__Assignment__: The job is to find each line in the entries holding the string "screenshot" and copy that line.

Entries taken from a collection:
╔══
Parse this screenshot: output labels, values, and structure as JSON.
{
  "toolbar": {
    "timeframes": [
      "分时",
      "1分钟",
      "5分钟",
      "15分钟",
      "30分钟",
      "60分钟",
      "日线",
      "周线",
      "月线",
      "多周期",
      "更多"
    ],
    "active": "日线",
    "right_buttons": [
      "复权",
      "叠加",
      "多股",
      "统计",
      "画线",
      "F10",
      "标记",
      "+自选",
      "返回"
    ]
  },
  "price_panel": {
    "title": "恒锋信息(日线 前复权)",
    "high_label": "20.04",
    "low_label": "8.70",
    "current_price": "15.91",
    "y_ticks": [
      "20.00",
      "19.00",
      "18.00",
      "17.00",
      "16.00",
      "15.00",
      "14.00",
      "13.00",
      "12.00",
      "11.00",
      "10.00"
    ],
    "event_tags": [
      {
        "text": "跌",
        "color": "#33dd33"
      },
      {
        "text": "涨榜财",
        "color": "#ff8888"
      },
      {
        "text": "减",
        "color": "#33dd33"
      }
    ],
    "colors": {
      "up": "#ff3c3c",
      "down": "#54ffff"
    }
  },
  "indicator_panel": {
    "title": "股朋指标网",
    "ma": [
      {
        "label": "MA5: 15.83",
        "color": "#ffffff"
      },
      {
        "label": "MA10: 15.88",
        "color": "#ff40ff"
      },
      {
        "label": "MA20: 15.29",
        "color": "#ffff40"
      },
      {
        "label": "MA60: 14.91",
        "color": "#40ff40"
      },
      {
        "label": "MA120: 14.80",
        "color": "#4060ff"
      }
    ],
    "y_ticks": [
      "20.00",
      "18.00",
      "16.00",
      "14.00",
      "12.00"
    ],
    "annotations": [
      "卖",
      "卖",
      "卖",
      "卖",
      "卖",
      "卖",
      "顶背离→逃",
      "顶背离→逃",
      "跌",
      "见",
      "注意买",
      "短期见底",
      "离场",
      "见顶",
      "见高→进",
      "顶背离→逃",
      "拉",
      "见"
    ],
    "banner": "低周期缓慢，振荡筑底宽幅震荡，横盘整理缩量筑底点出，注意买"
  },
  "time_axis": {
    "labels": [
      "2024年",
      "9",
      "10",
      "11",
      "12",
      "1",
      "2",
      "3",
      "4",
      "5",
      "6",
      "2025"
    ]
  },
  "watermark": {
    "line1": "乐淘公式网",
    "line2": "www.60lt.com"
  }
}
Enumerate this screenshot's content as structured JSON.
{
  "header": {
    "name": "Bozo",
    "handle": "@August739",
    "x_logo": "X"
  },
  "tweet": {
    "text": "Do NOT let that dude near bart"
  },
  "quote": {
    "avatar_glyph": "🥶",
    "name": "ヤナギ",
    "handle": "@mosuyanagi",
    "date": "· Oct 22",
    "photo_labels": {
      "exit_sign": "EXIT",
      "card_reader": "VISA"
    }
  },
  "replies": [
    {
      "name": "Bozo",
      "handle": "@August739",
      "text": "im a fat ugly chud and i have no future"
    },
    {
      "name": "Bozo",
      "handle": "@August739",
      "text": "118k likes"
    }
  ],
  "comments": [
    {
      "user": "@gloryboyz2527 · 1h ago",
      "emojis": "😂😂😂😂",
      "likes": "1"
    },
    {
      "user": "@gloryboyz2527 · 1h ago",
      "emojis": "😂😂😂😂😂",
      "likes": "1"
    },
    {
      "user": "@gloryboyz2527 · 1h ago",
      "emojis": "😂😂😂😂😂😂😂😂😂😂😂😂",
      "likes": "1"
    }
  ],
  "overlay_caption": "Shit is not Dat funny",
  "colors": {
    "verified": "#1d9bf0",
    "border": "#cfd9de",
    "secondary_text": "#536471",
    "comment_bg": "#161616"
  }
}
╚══
__Task answer__:
Parse this screenshot: output labels, values, and structure as JSON.
Enumerate this screenshot's content as structured JSON.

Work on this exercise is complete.